=== Begin Enclosure ===

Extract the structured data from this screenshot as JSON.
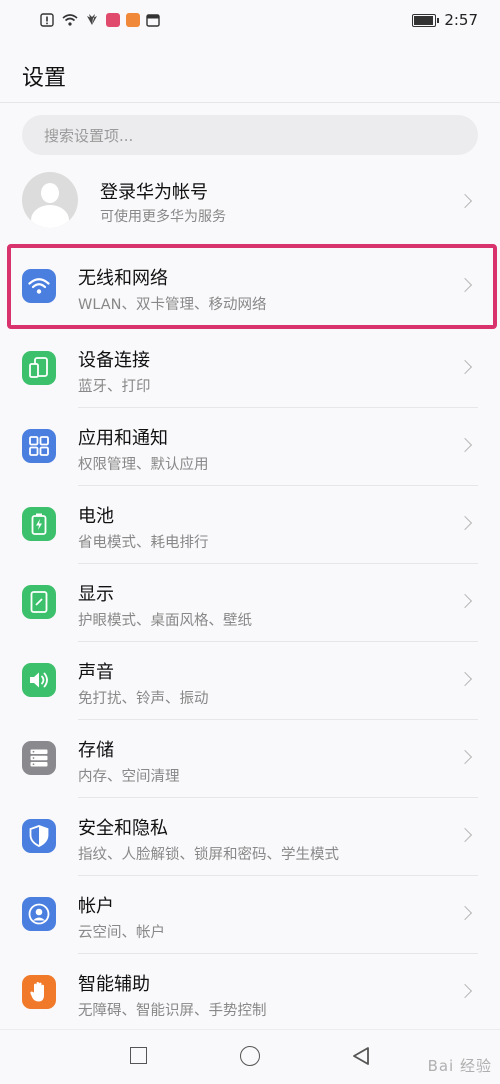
{
  "status_bar": {
    "time": "2:57",
    "battery_level": 0.85,
    "icons": [
      "alert-icon",
      "wifi-icon",
      "huawei-icon",
      "app-notification-icon",
      "app-notification-icon-2",
      "calendar-icon"
    ]
  },
  "page": {
    "title": "设置"
  },
  "search": {
    "placeholder": "搜索设置项..."
  },
  "account": {
    "title": "登录华为帐号",
    "subtitle": "可使用更多华为服务"
  },
  "settings": [
    {
      "label": "无线和网络",
      "sub": "WLAN、双卡管理、移动网络",
      "icon": "wifi-icon",
      "color": "#4a7fe0"
    },
    {
      "label": "设备连接",
      "sub": "蓝牙、打印",
      "icon": "device-connection-icon",
      "color": "#3cc06b"
    },
    {
      "label": "应用和通知",
      "sub": "权限管理、默认应用",
      "icon": "apps-grid-icon",
      "color": "#4a7fe0"
    },
    {
      "label": "电池",
      "sub": "省电模式、耗电排行",
      "icon": "battery-icon",
      "color": "#3cc06b"
    },
    {
      "label": "显示",
      "sub": "护眼模式、桌面风格、壁纸",
      "icon": "display-icon",
      "color": "#3cc06b"
    },
    {
      "label": "声音",
      "sub": "免打扰、铃声、振动",
      "icon": "sound-icon",
      "color": "#3cc06b"
    },
    {
      "label": "存储",
      "sub": "内存、空间清理",
      "icon": "storage-icon",
      "color": "#8a8a8e"
    },
    {
      "label": "安全和隐私",
      "sub": "指纹、人脸解锁、锁屏和密码、学生模式",
      "icon": "shield-icon",
      "color": "#4a7fe0"
    },
    {
      "label": "帐户",
      "sub": "云空间、帐户",
      "icon": "account-icon",
      "color": "#4a7fe0"
    },
    {
      "label": "智能辅助",
      "sub": "无障碍、智能识屏、手势控制",
      "icon": "hand-icon",
      "color": "#f07a2a"
    }
  ],
  "highlight_color": "#d8336d",
  "watermark": "Bai 经验"
}
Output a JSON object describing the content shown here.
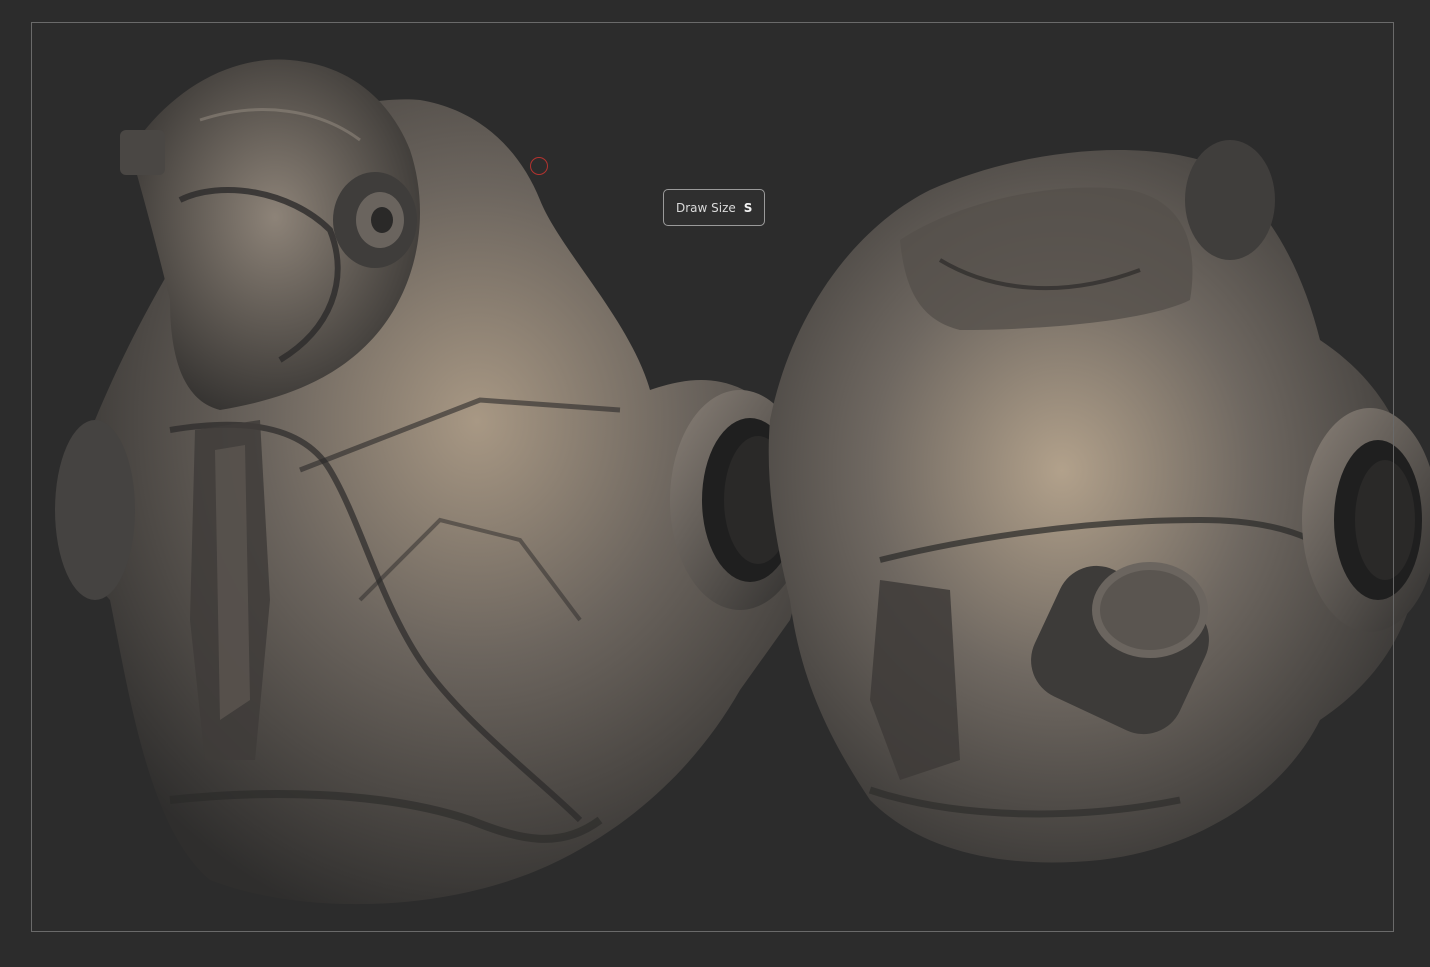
{
  "tooltip": {
    "label": "Draw Size",
    "hotkey": "S"
  },
  "colors": {
    "background": "#2c2c2c",
    "frame": "#6a6a6a",
    "brush_cursor": "#b3332f",
    "clay_light": "#b8a894",
    "clay_dark": "#3a3837"
  },
  "icons": {
    "brush_cursor": "circle-outline"
  }
}
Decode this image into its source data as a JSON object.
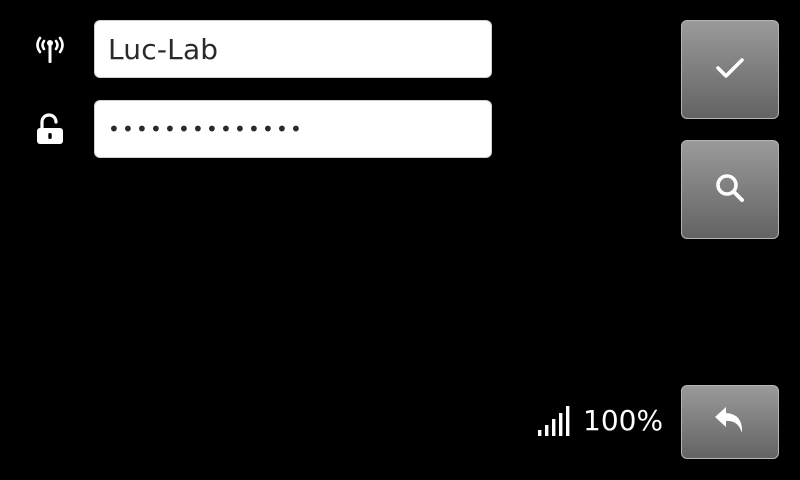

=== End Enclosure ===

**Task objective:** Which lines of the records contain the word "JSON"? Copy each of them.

**Result of the exercise:**
Extract the structured data from this screenshot as JSON.
Output a JSON object describing the content shown here.
Decode this image into its source data as a JSON object.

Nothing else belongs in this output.